stronger and less brittle. There are different weights of glass cloths; I used
the medium weight stuff at the marine supply place. Use woven cloth, not random
fiber mat, as it is thinner.
cut a few small pieces for reinforcing the latch points, then put down one big
piece in as a continuous doubler. You want to put the small pieces UNDER the
large piece. As you wet it out,
some fibers will fray on the edges. Laying the loose pieces under the large
piece minimizes the fraying. See
laying all the glass in place, I mixed up the resin. I used measuring cups to
get the ratios right, but for $20; you can get pumps that properly dispense the
right ratios. The next time I go through this I will make an additional
investment in the pumps
used large Ziploc freezer bags for mixing the resin. After pouring the measures
of resin in the bag, kneed it thoroughly to get the mixture completely mixed.

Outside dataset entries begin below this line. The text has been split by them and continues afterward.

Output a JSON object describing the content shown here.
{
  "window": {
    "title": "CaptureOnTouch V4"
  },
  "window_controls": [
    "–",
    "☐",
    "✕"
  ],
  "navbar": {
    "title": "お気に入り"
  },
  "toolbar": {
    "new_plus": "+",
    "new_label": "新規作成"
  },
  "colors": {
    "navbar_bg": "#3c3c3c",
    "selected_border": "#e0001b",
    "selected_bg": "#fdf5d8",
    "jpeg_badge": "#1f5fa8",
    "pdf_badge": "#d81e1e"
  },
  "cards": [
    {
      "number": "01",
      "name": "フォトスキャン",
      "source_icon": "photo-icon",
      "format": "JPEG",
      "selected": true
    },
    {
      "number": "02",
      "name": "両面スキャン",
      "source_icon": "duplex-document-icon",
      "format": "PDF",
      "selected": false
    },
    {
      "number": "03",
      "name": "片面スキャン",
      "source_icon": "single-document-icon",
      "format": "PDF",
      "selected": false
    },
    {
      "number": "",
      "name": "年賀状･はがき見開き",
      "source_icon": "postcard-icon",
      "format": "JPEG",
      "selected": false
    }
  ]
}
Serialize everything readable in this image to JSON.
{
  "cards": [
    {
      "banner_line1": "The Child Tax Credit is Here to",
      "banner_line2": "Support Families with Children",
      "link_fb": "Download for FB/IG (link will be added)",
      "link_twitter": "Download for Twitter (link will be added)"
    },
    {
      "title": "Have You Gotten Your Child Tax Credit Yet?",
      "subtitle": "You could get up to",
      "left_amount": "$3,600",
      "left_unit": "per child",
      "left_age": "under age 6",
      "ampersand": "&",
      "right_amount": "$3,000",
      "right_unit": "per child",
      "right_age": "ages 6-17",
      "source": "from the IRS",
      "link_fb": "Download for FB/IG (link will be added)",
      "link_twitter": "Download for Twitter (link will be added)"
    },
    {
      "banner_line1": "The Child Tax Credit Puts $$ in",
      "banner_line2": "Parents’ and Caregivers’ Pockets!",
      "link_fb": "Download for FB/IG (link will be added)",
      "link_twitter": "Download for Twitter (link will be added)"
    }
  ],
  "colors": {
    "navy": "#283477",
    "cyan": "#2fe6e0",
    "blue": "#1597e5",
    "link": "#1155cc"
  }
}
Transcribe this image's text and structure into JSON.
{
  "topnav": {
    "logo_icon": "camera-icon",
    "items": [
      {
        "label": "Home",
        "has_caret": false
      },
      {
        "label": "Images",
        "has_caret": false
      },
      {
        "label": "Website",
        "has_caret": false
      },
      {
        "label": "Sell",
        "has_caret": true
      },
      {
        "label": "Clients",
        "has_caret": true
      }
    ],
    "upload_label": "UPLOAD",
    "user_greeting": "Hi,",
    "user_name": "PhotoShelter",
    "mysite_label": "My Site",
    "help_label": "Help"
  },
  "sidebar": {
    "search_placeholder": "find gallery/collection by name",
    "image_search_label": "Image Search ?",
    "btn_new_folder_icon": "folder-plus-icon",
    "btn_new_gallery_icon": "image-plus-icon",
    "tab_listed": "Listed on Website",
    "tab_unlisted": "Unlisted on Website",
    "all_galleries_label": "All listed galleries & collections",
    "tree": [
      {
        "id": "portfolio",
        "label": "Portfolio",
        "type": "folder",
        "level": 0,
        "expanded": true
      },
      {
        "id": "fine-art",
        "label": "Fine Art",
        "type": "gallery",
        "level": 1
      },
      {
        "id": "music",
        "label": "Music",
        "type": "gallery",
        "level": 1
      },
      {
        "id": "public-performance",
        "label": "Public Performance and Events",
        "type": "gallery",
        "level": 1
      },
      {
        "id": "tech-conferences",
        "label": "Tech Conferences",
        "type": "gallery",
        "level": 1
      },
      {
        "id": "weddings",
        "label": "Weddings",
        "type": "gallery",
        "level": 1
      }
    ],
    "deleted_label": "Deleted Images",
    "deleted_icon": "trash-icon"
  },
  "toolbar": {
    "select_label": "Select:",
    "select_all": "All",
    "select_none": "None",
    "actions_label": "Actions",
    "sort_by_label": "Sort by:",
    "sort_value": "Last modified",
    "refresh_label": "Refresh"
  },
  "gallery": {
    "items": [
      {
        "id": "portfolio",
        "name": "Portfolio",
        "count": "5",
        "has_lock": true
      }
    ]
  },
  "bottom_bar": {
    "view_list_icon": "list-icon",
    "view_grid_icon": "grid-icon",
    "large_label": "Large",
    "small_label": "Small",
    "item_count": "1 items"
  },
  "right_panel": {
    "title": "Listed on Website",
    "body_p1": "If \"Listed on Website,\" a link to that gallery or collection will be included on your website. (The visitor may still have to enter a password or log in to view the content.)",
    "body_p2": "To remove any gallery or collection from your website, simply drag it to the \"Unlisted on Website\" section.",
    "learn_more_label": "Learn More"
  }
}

This is a great way to get thorough mixing and it without making a mess.
When done you can just throw away the bag along with any of the resin you
do not use.
the resin into the saddlebag. It helps to have two people for this; one to pour,
and the other to work the resin into the cloth. The goal is to get the glass mat completely wetted out and
laid up to ABS surface without air bubbles or ridges. It will be difficult to
get the resin impregnated fiberglass completely seated in the right angle
corners, do the best you can. USE RUBBER GLOVES. This stuff is NOT good for your
skin and although infrequent, severe allergic reactions can result from direct
contact. Some people are so
allergic to this stuff they will get a rash if they're even near it – your
mileage may vary (YMMV).
In a perfect world, the whole mess would get a “peel ply” put over the fully wetted out mat, and then the surface would be "vacuum-bagged". This is just a plastic bag that is evacuated, causing the atmospheric pressure to force the excess resin up into the peel ply. After curing, the peel ply is removed, taking the excess resin with it and leaving a reasonable surface. The vacuum bagging adds strength. But I did none of this. I just used lots of paper towels to blot out the excess resin. The excess resin will add little strength, but adds weight, so do the blotting until you can see the cloth texture. It is easier to wet it out with excess resin and then remove the excess with the paper towels than it is to put just the right amount in to start with.
this point it's ready to cure for 24 hours. What it looks like now will be what it looks like when
it's cured, so make sure you're happy with it. After curing, there will be
little bumps and SHARP glass splinters that may be sticking up. A dremel tool
will make quick work of them. Be careful, they will slice you (or your bag
liners) until you remove them with a sander.
After I did all this, I came up with a brainstorm. The molded in ABS ridge
that the saddlebag hangs on forms a little trough inside the bag. Nothing gets
stored there, it's dead space. I figure that anything that could be done to
reinforce that ridge is a good thing. So I bought a short length of nylon rope,
mixed up some resin in the bag and worked it into the rope as best I could. I
then laid the rope in the trough, and then filled it with resin all around it.
It adds a little weight, but makes the bag extremely rigid in this area. If I
had it to do over again, I would have put the rope in at the same time I laid in
the cloth. I did it as a second
step 24 hours after the doubler layers cured, after roughing the surface of the
doubler layers up a bit. Note the paper towel "dam" to keep the resin
in the tough with the rope.
After the work has cured, reinstall the cam latches and drill/mount the bumper reinforcing plates with a pop rivet tool. Getting the cam latch plates (the ones that engage the mounting frame on the bike) in the right position on the threaded shaft takes some adjusting. You may have to eliminate the assembly’s lock washers to adjust for the extra thickness of the fiberglass. If you eliminate the lock washers, I STRONGLY recommend using red Loctite on the nuts that retain the cam plates.